Required action: Each line of the records below that includes "name" adds one to the count; state the final count by itself.

Data for this exercise:
"""

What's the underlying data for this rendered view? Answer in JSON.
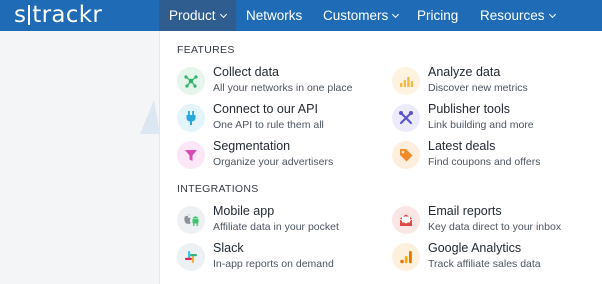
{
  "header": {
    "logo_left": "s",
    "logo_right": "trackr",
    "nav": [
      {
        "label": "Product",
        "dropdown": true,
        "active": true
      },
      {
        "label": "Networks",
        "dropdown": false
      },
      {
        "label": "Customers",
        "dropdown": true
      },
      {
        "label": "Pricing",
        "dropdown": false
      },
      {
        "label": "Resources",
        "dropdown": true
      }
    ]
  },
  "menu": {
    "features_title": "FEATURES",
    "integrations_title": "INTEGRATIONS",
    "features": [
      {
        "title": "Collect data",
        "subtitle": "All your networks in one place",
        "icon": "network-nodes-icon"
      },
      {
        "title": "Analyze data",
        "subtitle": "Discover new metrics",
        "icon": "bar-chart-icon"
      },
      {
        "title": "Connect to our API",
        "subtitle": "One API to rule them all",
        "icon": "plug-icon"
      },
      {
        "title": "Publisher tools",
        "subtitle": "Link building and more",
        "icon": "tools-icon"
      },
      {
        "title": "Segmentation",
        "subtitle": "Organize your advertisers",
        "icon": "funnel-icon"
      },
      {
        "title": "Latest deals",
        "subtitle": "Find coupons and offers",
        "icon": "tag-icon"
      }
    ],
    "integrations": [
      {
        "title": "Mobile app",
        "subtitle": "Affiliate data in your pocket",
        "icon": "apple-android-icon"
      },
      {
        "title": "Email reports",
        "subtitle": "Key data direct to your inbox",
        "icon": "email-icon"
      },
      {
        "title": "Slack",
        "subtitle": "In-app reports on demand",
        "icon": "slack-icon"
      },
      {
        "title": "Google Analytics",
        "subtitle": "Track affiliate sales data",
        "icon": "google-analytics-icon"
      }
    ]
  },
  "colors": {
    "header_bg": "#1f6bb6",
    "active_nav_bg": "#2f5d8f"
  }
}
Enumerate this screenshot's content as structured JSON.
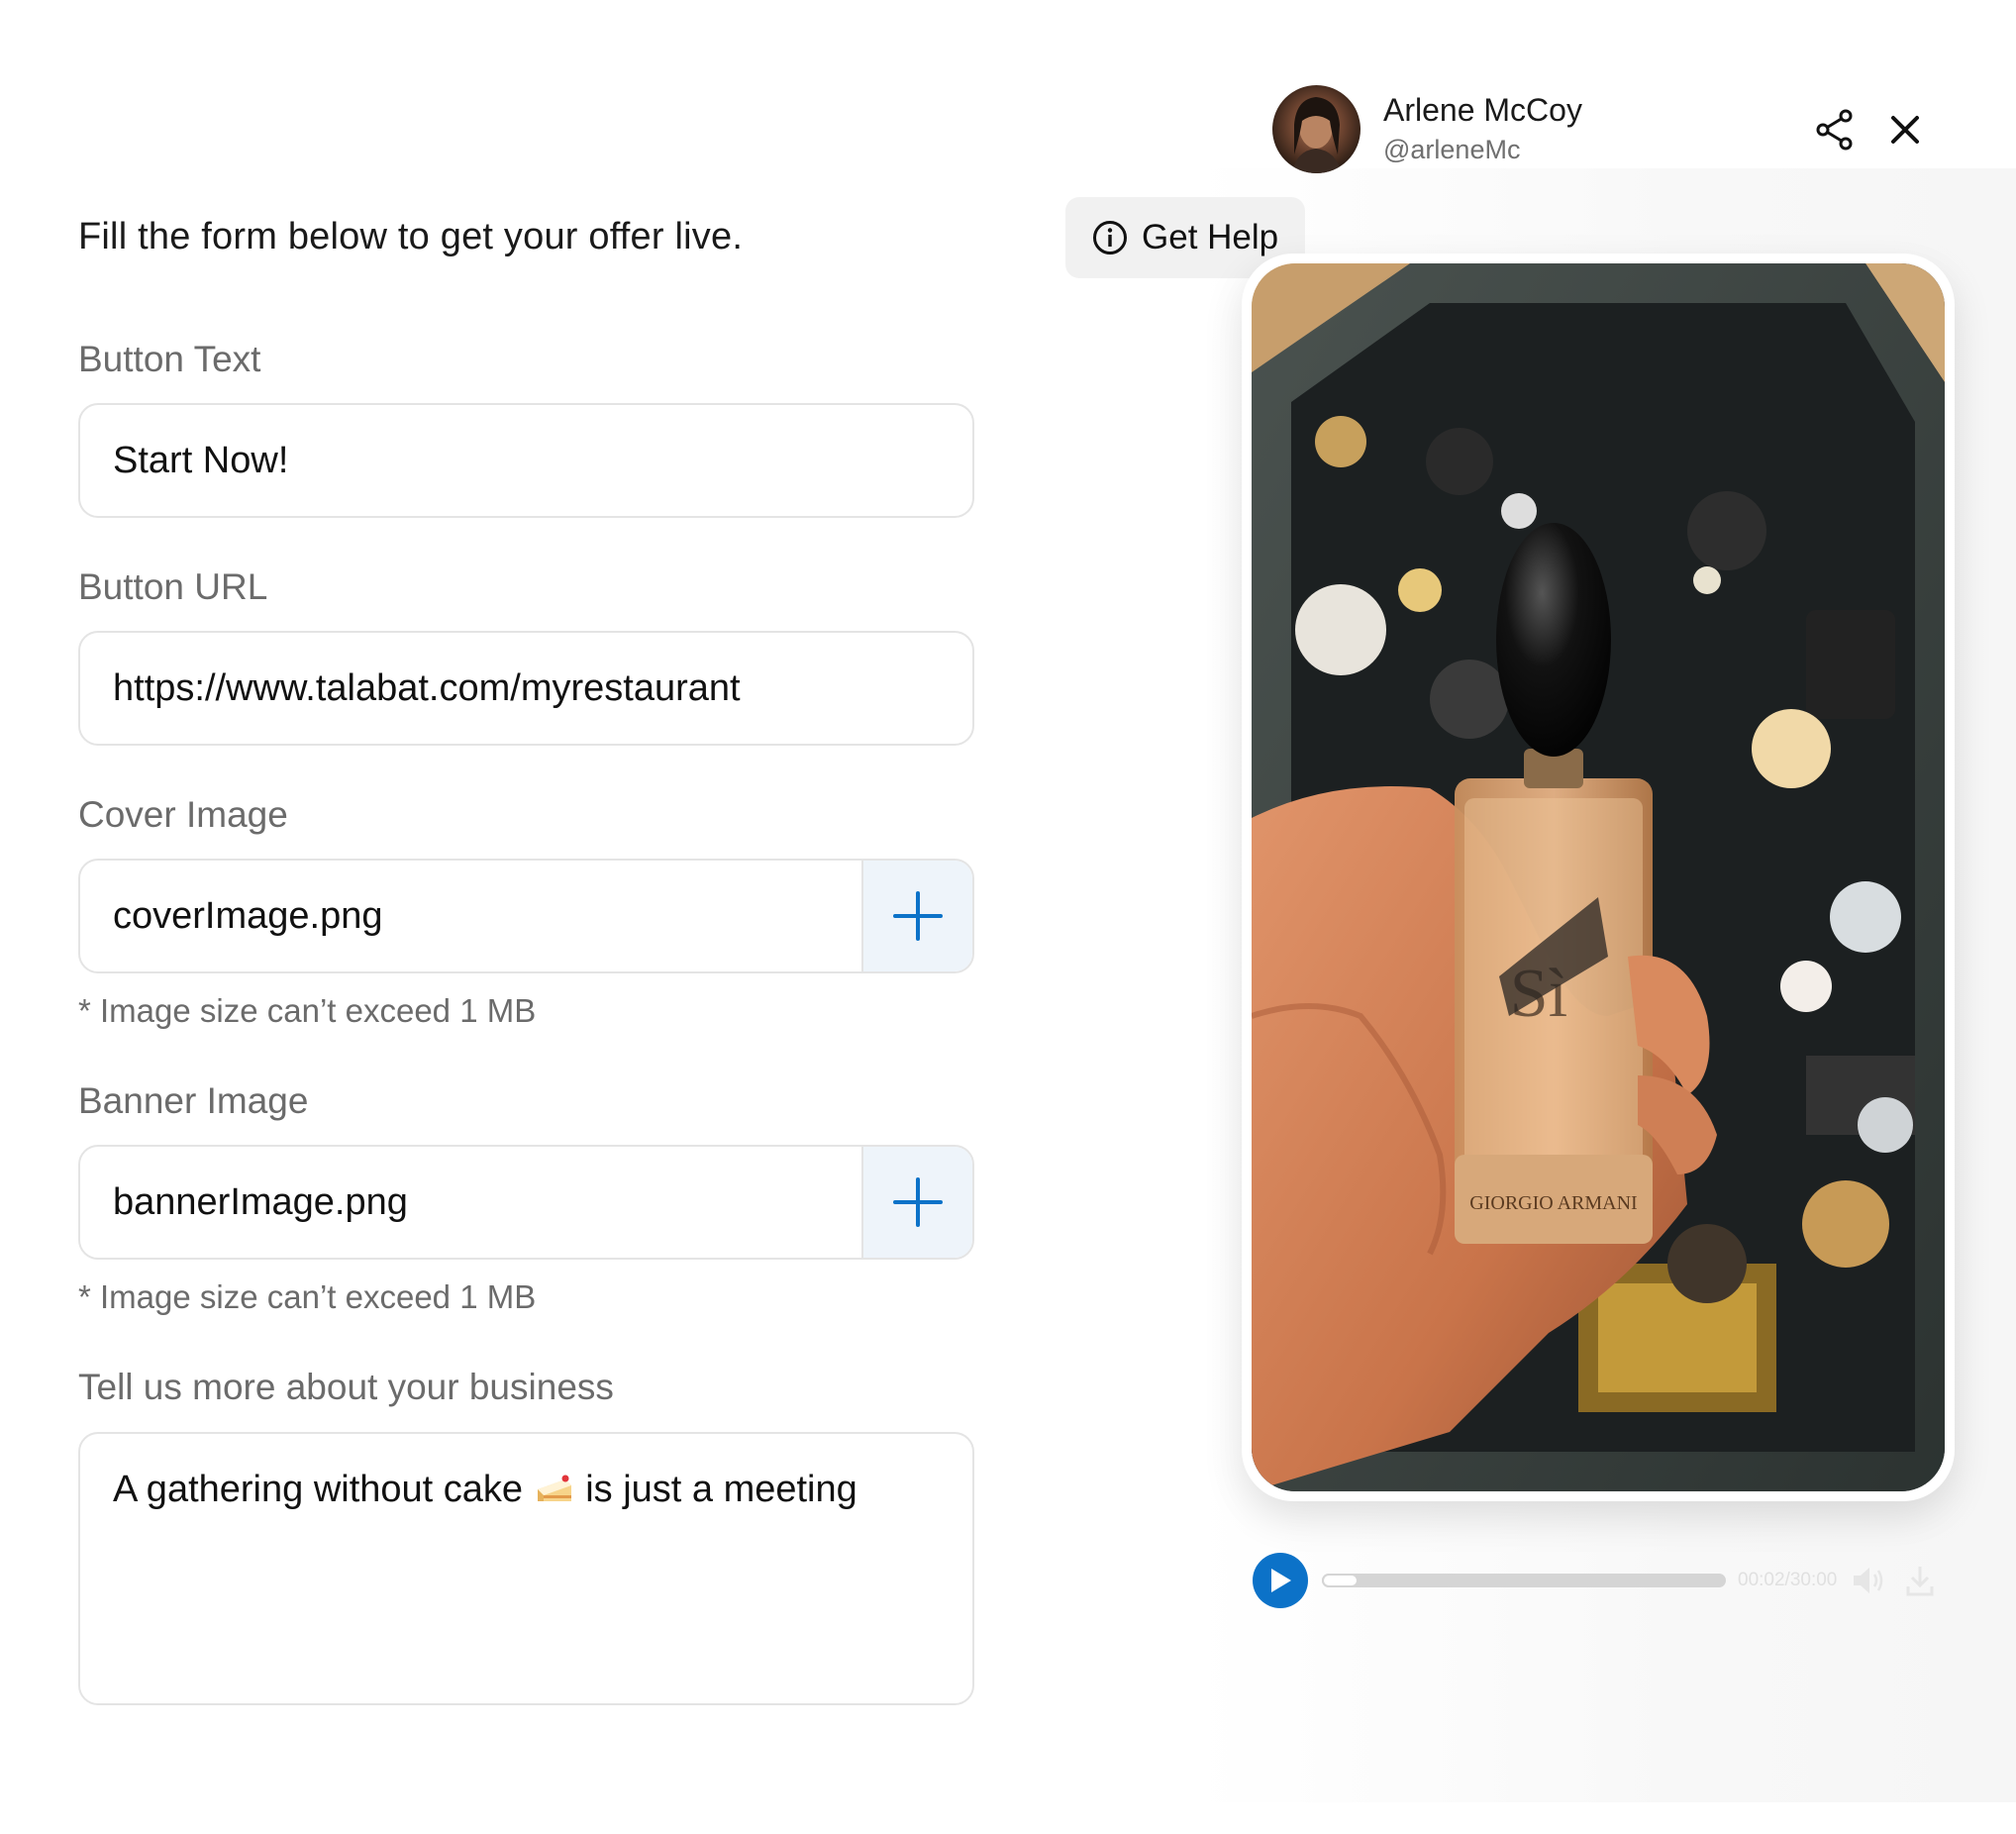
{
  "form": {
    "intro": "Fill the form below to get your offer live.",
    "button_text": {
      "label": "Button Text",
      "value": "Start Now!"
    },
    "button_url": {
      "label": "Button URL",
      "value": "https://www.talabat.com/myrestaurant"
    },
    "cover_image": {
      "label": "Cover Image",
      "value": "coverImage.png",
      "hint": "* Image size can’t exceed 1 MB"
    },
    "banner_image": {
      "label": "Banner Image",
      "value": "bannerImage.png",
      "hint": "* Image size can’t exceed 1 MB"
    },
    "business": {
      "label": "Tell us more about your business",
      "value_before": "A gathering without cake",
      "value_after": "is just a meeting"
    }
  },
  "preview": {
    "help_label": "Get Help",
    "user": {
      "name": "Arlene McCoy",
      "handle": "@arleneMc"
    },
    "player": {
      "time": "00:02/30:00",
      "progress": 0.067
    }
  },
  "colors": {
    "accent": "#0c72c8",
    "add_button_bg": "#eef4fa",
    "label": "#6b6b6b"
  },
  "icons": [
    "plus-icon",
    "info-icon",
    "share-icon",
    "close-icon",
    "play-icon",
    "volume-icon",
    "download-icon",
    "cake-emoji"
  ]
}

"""
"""

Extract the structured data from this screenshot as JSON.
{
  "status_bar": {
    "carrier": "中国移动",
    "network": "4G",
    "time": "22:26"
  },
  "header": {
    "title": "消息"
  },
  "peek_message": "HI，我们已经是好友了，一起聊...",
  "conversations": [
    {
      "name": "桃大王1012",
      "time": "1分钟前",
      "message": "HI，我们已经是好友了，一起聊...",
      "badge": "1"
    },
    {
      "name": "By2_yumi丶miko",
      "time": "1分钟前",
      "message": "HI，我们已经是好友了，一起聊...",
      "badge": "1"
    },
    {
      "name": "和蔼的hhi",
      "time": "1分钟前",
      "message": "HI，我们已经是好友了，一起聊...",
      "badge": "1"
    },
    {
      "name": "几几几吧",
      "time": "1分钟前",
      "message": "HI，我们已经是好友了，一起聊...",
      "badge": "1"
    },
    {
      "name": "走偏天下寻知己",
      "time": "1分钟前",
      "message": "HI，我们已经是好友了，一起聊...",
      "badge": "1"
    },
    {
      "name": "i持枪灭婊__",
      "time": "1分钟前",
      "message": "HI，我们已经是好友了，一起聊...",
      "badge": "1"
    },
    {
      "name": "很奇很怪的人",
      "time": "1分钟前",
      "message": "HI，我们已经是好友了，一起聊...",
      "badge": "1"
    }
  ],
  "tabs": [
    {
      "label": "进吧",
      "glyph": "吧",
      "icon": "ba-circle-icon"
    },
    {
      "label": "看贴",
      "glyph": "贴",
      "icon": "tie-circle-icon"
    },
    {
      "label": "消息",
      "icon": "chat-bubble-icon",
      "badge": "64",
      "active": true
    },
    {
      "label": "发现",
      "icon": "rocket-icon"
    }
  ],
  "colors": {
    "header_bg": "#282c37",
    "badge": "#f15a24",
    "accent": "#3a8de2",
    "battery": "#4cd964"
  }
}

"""
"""

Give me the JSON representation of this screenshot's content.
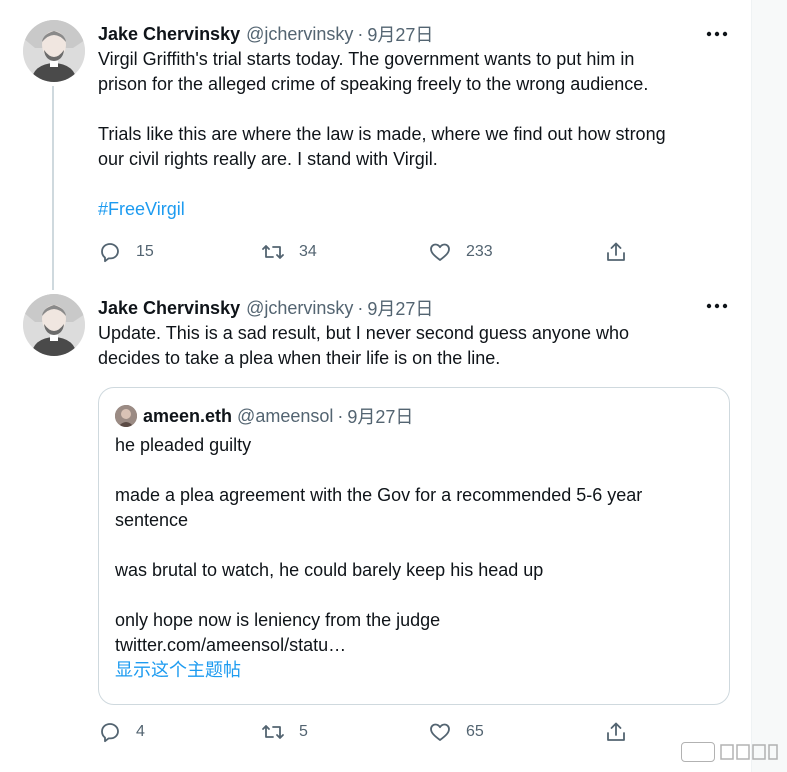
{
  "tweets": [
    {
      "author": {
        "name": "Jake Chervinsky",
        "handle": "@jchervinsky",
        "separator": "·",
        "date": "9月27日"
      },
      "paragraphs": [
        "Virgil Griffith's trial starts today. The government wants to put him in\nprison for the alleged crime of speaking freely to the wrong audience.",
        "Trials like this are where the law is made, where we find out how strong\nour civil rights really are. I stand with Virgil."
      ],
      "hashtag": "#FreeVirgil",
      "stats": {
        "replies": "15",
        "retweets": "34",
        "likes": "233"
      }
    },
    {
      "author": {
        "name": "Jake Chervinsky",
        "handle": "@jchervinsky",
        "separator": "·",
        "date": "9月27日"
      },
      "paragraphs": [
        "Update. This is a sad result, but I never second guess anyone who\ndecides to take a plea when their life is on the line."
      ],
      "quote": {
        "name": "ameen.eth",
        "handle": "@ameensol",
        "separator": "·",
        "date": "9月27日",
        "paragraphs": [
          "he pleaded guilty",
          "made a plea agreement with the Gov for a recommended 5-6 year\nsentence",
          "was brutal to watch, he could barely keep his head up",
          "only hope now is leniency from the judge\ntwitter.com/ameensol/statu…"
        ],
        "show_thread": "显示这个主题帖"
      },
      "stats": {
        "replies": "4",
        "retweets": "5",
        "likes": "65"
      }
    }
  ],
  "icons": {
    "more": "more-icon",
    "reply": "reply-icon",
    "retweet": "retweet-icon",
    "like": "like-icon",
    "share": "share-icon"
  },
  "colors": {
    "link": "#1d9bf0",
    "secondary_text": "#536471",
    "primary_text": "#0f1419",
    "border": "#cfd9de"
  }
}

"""

Answer to this task: 11